Requirement |
Please copy each line of the records below that holds the word "JSON".

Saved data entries
________________
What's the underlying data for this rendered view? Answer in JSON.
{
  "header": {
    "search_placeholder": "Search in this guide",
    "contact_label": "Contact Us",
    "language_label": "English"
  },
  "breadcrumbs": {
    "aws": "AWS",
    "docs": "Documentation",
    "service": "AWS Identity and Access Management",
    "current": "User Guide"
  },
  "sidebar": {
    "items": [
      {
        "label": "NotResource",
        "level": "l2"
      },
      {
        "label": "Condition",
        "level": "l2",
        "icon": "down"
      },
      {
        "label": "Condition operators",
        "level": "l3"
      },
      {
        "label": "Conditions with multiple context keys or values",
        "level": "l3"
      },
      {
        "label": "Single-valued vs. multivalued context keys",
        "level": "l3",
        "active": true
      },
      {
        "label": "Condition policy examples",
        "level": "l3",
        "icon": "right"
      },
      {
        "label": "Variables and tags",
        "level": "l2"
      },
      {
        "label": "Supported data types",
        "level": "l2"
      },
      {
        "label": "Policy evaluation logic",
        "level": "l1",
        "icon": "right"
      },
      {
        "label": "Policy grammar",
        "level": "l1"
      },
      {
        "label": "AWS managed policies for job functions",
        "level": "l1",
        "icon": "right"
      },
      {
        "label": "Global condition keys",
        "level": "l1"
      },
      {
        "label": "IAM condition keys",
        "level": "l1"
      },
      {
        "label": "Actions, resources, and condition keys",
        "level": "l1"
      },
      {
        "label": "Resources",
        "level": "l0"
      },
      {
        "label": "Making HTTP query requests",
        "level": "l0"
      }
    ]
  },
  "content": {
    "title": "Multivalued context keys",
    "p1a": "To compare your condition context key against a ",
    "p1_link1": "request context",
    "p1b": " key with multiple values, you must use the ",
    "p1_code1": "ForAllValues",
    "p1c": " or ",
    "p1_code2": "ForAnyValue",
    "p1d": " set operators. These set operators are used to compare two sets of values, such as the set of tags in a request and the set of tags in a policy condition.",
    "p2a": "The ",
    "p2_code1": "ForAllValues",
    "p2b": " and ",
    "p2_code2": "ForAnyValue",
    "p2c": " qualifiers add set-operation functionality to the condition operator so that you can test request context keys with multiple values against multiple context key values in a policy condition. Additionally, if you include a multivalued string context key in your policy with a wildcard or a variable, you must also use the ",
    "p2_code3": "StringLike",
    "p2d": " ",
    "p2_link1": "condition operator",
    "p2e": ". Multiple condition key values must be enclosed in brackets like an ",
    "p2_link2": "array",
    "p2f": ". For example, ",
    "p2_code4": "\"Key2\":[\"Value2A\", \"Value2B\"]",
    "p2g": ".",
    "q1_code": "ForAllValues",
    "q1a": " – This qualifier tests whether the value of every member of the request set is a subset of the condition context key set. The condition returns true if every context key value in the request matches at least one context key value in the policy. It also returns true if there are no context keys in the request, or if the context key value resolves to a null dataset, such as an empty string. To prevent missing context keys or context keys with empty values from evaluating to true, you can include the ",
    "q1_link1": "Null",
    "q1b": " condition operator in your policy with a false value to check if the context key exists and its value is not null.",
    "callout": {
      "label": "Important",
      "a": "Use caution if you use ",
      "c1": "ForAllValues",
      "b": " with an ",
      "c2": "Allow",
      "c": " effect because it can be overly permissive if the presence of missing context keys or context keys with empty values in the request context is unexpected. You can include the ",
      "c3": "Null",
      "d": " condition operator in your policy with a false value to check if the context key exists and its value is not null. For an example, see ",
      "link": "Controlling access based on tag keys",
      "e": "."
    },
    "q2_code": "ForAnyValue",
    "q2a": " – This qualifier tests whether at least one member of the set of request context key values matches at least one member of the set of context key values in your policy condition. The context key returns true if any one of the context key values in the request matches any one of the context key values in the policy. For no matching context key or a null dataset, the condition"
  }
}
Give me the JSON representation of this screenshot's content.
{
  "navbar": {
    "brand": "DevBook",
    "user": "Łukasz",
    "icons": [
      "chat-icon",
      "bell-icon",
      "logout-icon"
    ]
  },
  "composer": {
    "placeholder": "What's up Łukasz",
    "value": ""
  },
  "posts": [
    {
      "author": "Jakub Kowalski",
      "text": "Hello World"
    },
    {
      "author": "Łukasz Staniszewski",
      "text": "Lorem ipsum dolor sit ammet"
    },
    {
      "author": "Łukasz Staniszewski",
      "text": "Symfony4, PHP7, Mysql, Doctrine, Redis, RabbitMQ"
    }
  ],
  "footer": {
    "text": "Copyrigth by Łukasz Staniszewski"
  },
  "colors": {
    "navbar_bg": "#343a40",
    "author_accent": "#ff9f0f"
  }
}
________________
Answer box |
What's the underlying data for this rendered view? Answer in JSON.
Give me the JSON representation of this screenshot's content.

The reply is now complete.